"I mean, he just finds a way against us," Yankees manager Joe Girardi said of Ciriaco, who hit a whopping .415 against the Yanks, with a .566 slugging percentage.

Ciriaco can't explain his success against New York.

"I don't know," he said. "I just try and play hard every time I get a chance to play."

Coincidentally, one of Ciriaco's idols besides his father was Manny Ramirez, who hit more home runs against the Yankees in his career (55) than any other club. Ramirez is also a Dominican native, although he is from Santo Domingo, a different city. Either way, Red Sox fans can appreciate Ramirez's swing better than anyone.

"I grew up watching Manny, Sammy Sosa, guys like that," Ciriaco said. "I really like Manny, the way he hits."

Ciriaco doesn't have anywhere close to Manny's power, but he does credit some of his overall success at the plate to the work he did with Cano. Ciriaco had worked out with Cano before, when he was about 15 years old. After a short stint with Cano last offseason, he expects the two will work out together again this offseason.

That will probably come after Ciriaco plays winter ball in the Dominican.

"I knew him a little bit before [this year] -- we're from the same town and his dad has a facility for players, and I remember my coaches, they practiced with him," Ciriaco said of Cano. "And I practiced for a couple weeks when I was young. Met him and his dad a long time ago. Last offseason, when I finished playing in winter ball, we talked and he wanted me to come practice together."

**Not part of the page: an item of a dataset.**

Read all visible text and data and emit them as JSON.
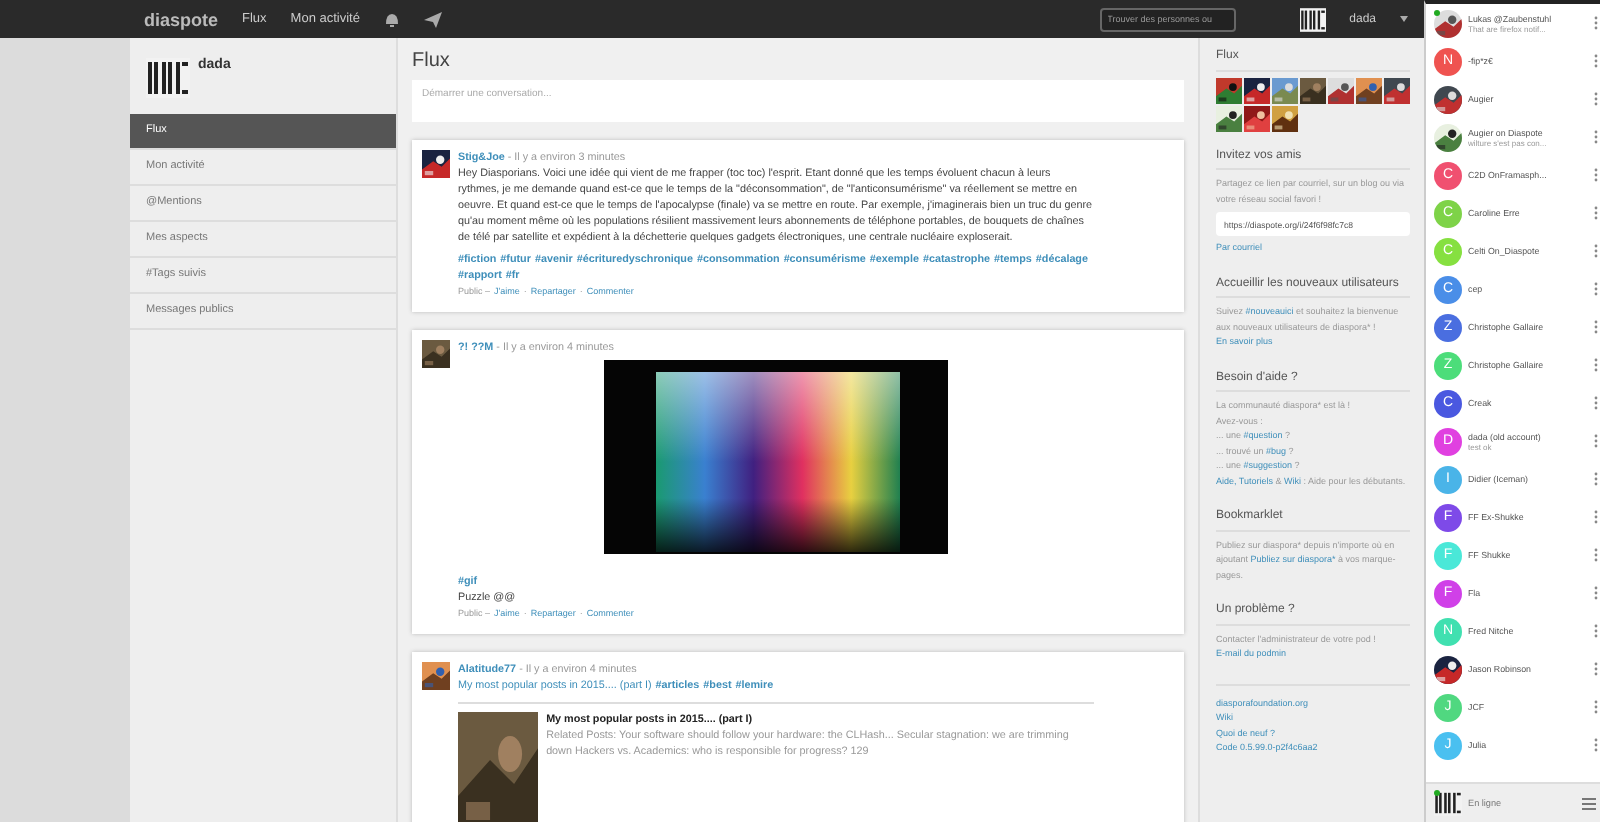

Ciriaco's impressed his teammates along his breakout season. The Red Sox signed him last offseason as a Minor League free agent, and he he had a stellar Spring Training. Since making the big league club, he's carried an average of .300 or better since his second game.

"He's been playing great for us," Jacoby Ellsbury said. "He's been huge for us all season."

Evan Drellich is a reporter for MLB.com. Follow him on Twitter @EvanDrellich. This story was not subject to the approval of Major League Baseball or its clubs.

{"content":["hispanic_heritage_month" ] }
{"content":["hispanic_heritage_month" ] }